Work item:
Each line of the records containing "star" is to be copied out and returned.

(Items from a dataset)
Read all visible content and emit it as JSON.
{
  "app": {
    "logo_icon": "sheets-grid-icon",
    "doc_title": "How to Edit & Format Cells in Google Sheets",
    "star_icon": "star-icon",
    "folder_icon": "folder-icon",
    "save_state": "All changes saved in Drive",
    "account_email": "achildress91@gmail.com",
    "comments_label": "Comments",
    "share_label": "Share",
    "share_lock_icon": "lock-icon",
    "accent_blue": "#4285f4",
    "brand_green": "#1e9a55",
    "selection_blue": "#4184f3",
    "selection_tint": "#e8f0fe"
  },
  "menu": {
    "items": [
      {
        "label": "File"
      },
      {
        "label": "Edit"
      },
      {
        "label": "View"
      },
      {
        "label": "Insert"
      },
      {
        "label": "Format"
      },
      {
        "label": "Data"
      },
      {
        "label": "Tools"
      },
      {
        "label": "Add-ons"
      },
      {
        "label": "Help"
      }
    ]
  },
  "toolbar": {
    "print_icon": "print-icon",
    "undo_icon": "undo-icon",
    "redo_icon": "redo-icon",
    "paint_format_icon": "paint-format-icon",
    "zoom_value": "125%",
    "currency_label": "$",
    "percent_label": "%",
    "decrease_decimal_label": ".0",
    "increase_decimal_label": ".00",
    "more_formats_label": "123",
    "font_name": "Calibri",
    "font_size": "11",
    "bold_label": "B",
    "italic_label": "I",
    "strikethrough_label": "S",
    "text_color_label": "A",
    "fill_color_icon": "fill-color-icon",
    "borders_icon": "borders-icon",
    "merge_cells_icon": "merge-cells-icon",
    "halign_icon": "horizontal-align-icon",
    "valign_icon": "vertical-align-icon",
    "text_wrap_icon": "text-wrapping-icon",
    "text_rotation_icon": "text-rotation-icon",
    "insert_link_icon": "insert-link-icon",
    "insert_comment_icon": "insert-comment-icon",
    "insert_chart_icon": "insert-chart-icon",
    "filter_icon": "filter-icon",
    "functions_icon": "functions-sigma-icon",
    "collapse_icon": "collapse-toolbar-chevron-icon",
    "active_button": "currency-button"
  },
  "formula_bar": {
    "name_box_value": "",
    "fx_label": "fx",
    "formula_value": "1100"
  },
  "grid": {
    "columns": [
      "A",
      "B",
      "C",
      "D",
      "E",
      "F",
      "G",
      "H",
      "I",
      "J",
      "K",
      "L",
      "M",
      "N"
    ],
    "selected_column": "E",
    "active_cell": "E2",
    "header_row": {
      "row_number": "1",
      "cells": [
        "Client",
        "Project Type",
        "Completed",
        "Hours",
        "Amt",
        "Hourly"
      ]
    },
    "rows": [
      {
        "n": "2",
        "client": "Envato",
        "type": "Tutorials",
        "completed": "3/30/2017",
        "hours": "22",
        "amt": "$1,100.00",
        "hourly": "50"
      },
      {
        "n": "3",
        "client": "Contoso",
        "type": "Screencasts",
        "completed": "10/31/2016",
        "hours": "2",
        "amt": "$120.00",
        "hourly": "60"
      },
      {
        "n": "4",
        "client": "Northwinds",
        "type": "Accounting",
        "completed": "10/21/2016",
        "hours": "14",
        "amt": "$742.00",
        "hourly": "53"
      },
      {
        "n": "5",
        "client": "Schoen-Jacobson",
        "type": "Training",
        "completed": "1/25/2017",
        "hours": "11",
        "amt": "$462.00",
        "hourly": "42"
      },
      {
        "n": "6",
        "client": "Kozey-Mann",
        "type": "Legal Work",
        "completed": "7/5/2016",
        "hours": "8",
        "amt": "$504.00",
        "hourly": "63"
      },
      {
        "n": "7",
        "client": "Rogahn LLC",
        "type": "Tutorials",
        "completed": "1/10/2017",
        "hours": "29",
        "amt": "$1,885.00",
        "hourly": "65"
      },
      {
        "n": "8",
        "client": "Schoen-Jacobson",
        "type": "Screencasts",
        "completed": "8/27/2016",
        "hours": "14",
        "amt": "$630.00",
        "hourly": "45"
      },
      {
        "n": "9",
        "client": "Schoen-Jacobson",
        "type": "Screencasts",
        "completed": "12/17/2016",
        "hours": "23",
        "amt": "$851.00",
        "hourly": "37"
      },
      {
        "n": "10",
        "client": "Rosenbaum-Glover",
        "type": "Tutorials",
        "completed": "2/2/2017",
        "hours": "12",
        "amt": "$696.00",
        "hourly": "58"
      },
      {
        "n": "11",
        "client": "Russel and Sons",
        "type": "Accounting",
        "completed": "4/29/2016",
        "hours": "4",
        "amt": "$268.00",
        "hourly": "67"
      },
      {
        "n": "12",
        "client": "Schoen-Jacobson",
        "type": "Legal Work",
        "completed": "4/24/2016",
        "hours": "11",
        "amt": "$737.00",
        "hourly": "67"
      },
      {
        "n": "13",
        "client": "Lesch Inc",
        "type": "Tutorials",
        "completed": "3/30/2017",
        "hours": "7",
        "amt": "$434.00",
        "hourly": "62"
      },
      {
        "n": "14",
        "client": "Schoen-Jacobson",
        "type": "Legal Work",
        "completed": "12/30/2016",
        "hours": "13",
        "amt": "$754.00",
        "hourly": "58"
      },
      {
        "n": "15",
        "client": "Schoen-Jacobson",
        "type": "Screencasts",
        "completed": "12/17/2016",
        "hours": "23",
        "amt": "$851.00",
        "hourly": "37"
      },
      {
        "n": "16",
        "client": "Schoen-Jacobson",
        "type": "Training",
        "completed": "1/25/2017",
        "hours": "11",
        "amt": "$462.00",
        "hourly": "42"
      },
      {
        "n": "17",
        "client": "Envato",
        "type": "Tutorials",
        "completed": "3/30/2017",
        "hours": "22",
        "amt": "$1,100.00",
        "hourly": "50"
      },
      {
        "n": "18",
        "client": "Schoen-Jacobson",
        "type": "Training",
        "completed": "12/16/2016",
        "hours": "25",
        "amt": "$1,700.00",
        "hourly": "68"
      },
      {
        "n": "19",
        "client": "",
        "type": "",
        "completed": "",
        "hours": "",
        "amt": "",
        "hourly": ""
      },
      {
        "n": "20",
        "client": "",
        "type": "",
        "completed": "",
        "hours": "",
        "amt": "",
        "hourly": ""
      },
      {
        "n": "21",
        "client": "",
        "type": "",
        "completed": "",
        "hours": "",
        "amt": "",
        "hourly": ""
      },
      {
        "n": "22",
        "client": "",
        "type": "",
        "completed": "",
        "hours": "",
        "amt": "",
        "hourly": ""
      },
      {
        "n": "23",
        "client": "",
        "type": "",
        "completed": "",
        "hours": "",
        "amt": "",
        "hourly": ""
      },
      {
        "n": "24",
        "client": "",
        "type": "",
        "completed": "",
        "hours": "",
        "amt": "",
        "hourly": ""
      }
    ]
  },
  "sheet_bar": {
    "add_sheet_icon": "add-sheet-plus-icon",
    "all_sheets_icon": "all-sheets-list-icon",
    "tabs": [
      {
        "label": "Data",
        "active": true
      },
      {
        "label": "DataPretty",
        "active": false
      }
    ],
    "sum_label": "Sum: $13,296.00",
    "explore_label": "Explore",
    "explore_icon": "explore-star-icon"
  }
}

Solution for this task:
    "star_icon": "star-icon",
    "explore_icon": "explore-star-icon"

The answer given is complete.